Olympics Minister Tamayo Marukawa made the announcement after talks with officials and organisers on Thursday.
A state of emergency in Tokyo will run throughout the Games, to combat coronavirus.
Prime Minister Yoshihide Suga told reporters it would run from 12 July and remain in place until 22 August.
Bars and restaurants will not be allowed to serve alcohol and must close by 20:00 (11:00 GMT).
Venues in Tokyo and other areas near the capital city will not be allowed to hold events with fans during the Games.
But stadiums in the regions of Fukushima, Miyagi and Shizuoka will be permitted to have spectators up to 50% of capacity and up to 10,000 people.
Coronavirus infections are rising in Tokyo as the 23 July opening ceremony edges closer.
There has been widespread opposition to the Games in Japan, with calls for them to be postponed or cancelled.
After meeting government officials, Tokyo 2020 President Seiko Hashimoto said: "It is regrettable that we are delivering the Games in a very limited format, facing the spread of coronavirus infections.
"I am sorry to those who purchased tickets and everyone in local areas."
Tokyo governor Yuriko Koike said that holding Olympic events without spectators was "heart-breaking" for those who wanted to attend. It was not immediately clear if refunds will be made available to some or all ticketholders.
Mr Suga announced the state of emergency in Tokyo earlier in the day.
"Taking into consideration the effect of coronavirus variants and not to let the infections spread again to the rest of the nation, we need to strengthen our countermeasures," the prime minister said.
The state of emergency was announced after a meeting between the organising committee, the government and the International Olympic Committee president, Thomas Bach, who has just arrived in Japan.
The Olympic Games are scheduled to take place in the Japanese capital between 23 July and 8 August. The Paralympic Games are between 24 August and 5 September.
What's happening with Covid in Japan?
A new wave of infections began in April, but overall the country has had relatively low case numbers and a death toll of around 14,900.
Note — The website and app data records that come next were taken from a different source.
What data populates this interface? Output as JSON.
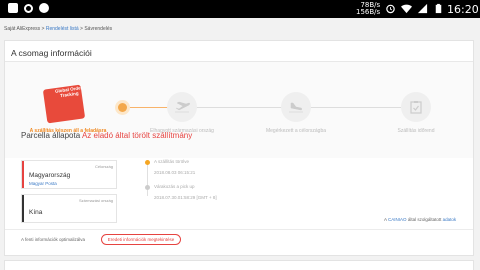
{
  "status_bar": {
    "speed_top": "78B/s",
    "speed_bottom": "156B/s",
    "time": "16:20",
    "icons": [
      "photo-icon",
      "instagram-icon",
      "sync-icon",
      "alarm-icon",
      "wifi-icon",
      "signal-icon",
      "battery-icon"
    ]
  },
  "breadcrumb": {
    "home": "Saját AliExpress",
    "sep1": ">",
    "orders": "Rendelést listá",
    "sep2": ">",
    "current": "Sávrendelés"
  },
  "card": {
    "title": "A csomag információi"
  },
  "badge": {
    "text": "Global Order Tracking"
  },
  "steps": [
    {
      "label": "A szállítás készen áll a feladásra",
      "active": true
    },
    {
      "label": "Elhagyott származási ország",
      "active": false
    },
    {
      "label": "Megérkezett a célországba",
      "active": false
    },
    {
      "label": "Szállítás időrend",
      "active": false
    }
  ],
  "parcel": {
    "prefix": "Parcella állapota",
    "status": "Az eladó által törölt szállítmány"
  },
  "destination": {
    "caption": "Célország",
    "country": "Magyarország",
    "carrier": "Magyar Posta"
  },
  "origin": {
    "caption": "Származási ország",
    "country": "Kína"
  },
  "timeline": [
    {
      "title": "A szállítás törölve",
      "time": "2018.08.03 06:15:21"
    },
    {
      "title": "Várakozás a pick up",
      "time": "2018.07.30.01:58:29 [GMT + 8]"
    }
  ],
  "provider": {
    "prefix": "A",
    "name": "CAINIAO",
    "middle": "által szolgáltatott",
    "suffix": "adatok"
  },
  "footer": {
    "note": "A fenti információk optimalizálva",
    "button": "Eredeti információk megtekintése"
  },
  "colors": {
    "accent_orange": "#f08a23",
    "accent_red": "#e64340",
    "link_blue": "#3a79c5"
  }
}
On Wednesday, there were 2,180 new cases reported in the country. Some 920 of those were in Tokyo, up from 714 last week and its highest since 1,010 on 13 May.
Japan's vaccination rollout has been slow, and just over 15% of the country is fully vaccinated. There is rising concern over the threat of the Delta variant.
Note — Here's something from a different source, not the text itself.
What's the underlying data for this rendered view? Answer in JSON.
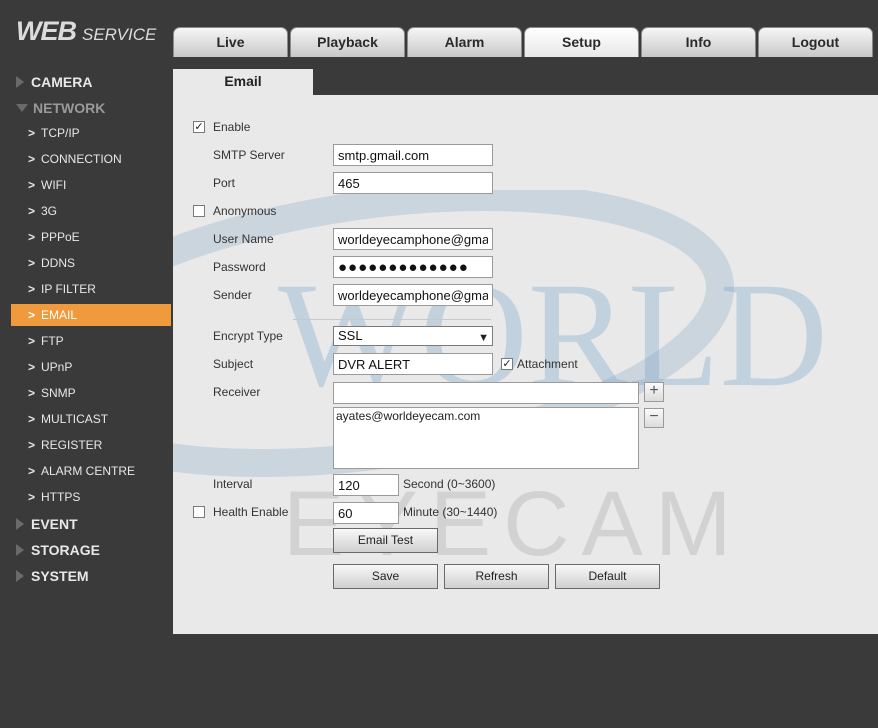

In Tokyo and Osaka, the two cities hit hardest by the recent surge, authorities hope over-65s will be fully vaccinated by the end of July.
Do people in Japan want the Olympics?
There is lots of opposition to the Games, which have already been postponed by a year because of Covid-19 and have experienced setbacks, including massive budget overruns.
A June poll in the leading Asahi Shimbun newspaper suggested more than 80% of the population wanted the Games cancelled or postponed.
Public spectator sites have been scrapped and companies have been hesitant about advertising related to the Olympics because of the widespread opposition to them.